At least one episode per week of faecal incontinence after the child has acquired toileting skills
A history of excessive stool retention or retentive posturing
A history of painful or hard bowel movements
Presence of a large faecal mass in the rectum
A history of stools with large diameter that may obstruct the toilet
In infants and children up to a developmental age of 4 years, these symptoms must be present for at least one month.

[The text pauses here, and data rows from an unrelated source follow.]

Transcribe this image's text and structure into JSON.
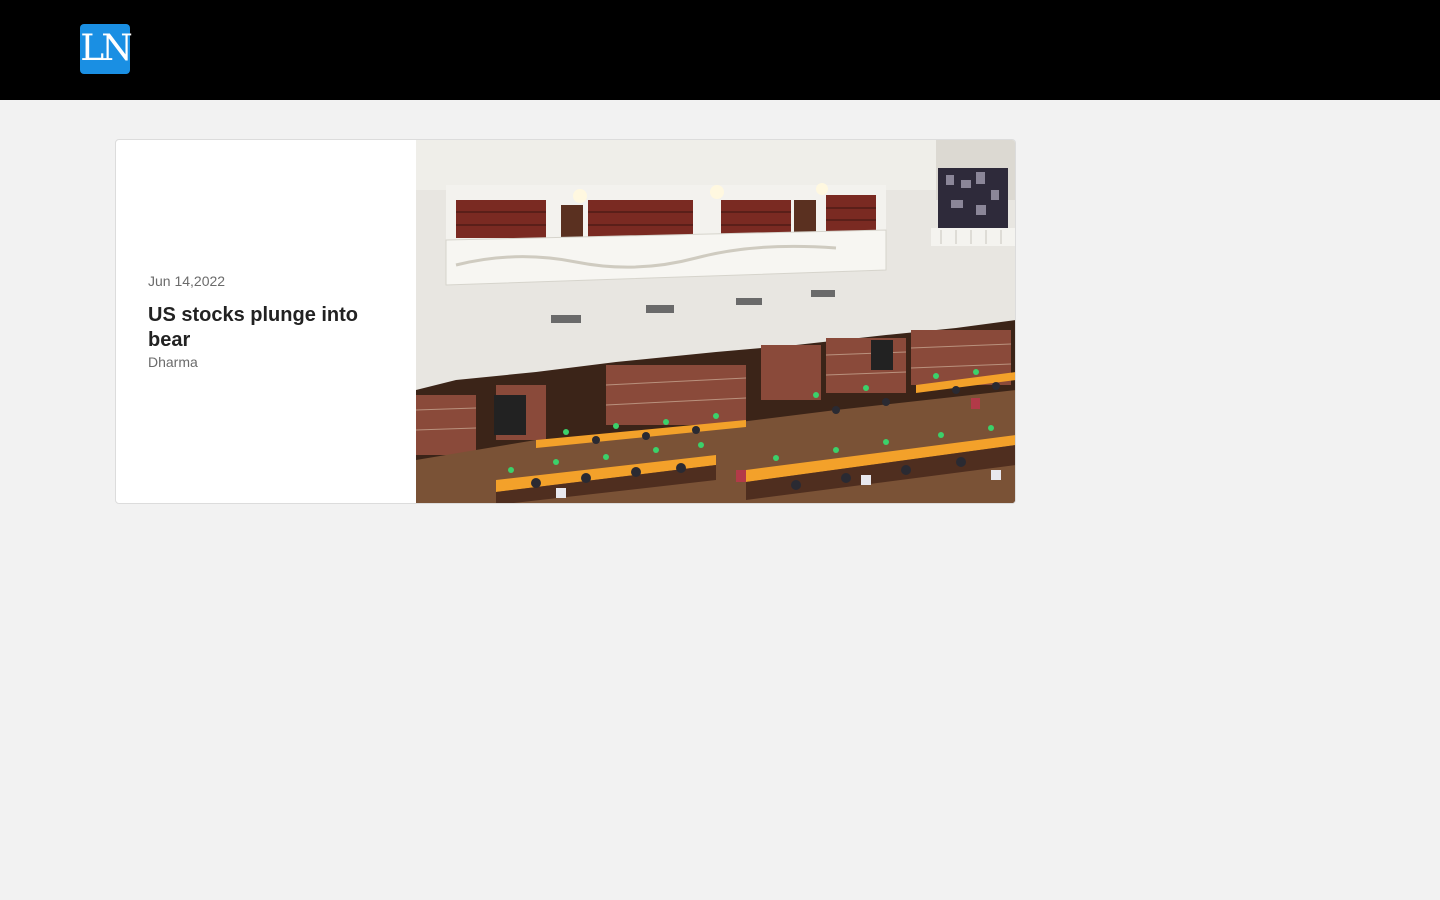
{
  "header": {
    "logo_text": "LN",
    "logo_color": "#1a8fe3",
    "background": "#000000"
  },
  "article": {
    "date": "Jun 14,2022",
    "title": "US stocks plunge into bear",
    "author": "Dharma",
    "image_icon": "library-reading-room-photo"
  }
}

In children older than 4 years, symptoms should be present for at least two months, with insufficient criteria for the diagnosis of irritable bowel syndrome.

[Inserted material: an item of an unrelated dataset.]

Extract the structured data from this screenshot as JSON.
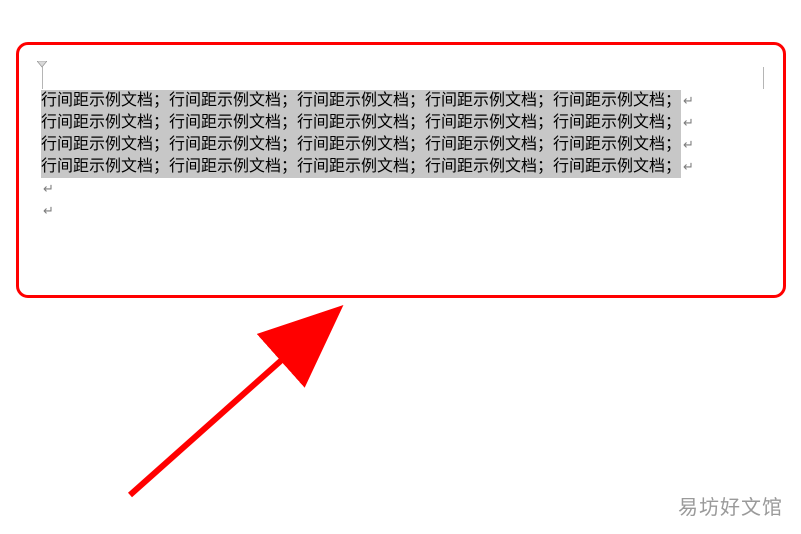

20

What are the features of constipation that suggest an organic disease?

Delayed passage of meconium after birth (over 24 hours)
Recurrent rectal prolapse (CF)
Failure to thrive (could be a food allergy or hypothyroidism)
Abnormal position of anus
Explosive passing of stool following rectal exam (hirschprungs disease)
Skin tags (usually causes by healed fissures but can suggest anal sexual abuse)

21

A child who is constipated has leakage of stool after rectal examination

Hirschprungs disease

22

What non invasive investigations are done if you suspect crohns disease in a child?

FBC, U & E, CRP, ferritin, Plasma viscosity (children over 12)
Stool cultures (including C Diff)
Stool calpotectin

23

What invasive investigations are done if you suspect crohns disease in a child?

Upper and lower GI endoscopy with biopsies
MRI small bowel study

24

What is stool calpotectin and what is it looking for?

A test done if you suspect crohns disease.
Elevated faecal calprotectin indicates the migration of neutrophils to the intestinal mucosa, which occurs during intestinal inflammation, including inflammation caused by inflammatory bowel disease. Under a specific clinical scenario, the test may eliminate the need for invasive colonoscopy or radio-labelled white cell scanning.

25

What is the treatment of crohn's disease in a child?

1. Steroids to induce remission
2. Azathioprine, methotrexaxte, infliximab and adalimumad to maintain remission.

26

What is the most common type of UC seen in paediactric patients?

Moderate to severe pancolitis

27

What do you see on the histology of crohns disease?

Skip lesions, oedema, inflammation, criptitis, abscesses and granulomas

28

What do you see on the histology of UC?

Polymorphic nuclear leucocytes near the base of crypts, crypt abscesses. NO granulomas

29

What is the treatment of UC in a child?

1. Steroids to induce remission
2. Mesalazine
3. Azathioprine, infliximab, adalimumab
4. Colectomy

30

A child of 3 months presents with bilious vomiting.

Volvulus until proven otherwise

31

What is meant by malrotation and volvulus?

Malrotation: Congenital anomaly that causes the intestine to be in an abnormal position - the caecum is displaces, the small intestine is predominately on the right side of the abdomen and the small intestine has an unusually narrow base and therefore is prone to volvulus.
Volvulus: Complete twisting of a loop of intestine around its mesenteric attachment.

32

What is meant by a midgut volvulus?

The entire midgut from the proximal jejunum to the proximal colon may twist around the mesenteric base.

33

What would you see on an abdominal X ray of a midgut volvulus?

Partial suodenal obstruction (causes dilation of the stomach and the proximal duodenum - double bubble sign)

34

What do you do for abdominal malrotation in children?

Operative treatment (even if asymptomatic)

35

How do treat a volvulus in children?

Ladds procedure - the volvulus is corrected by rotating the small intestine in an anti clockwise direction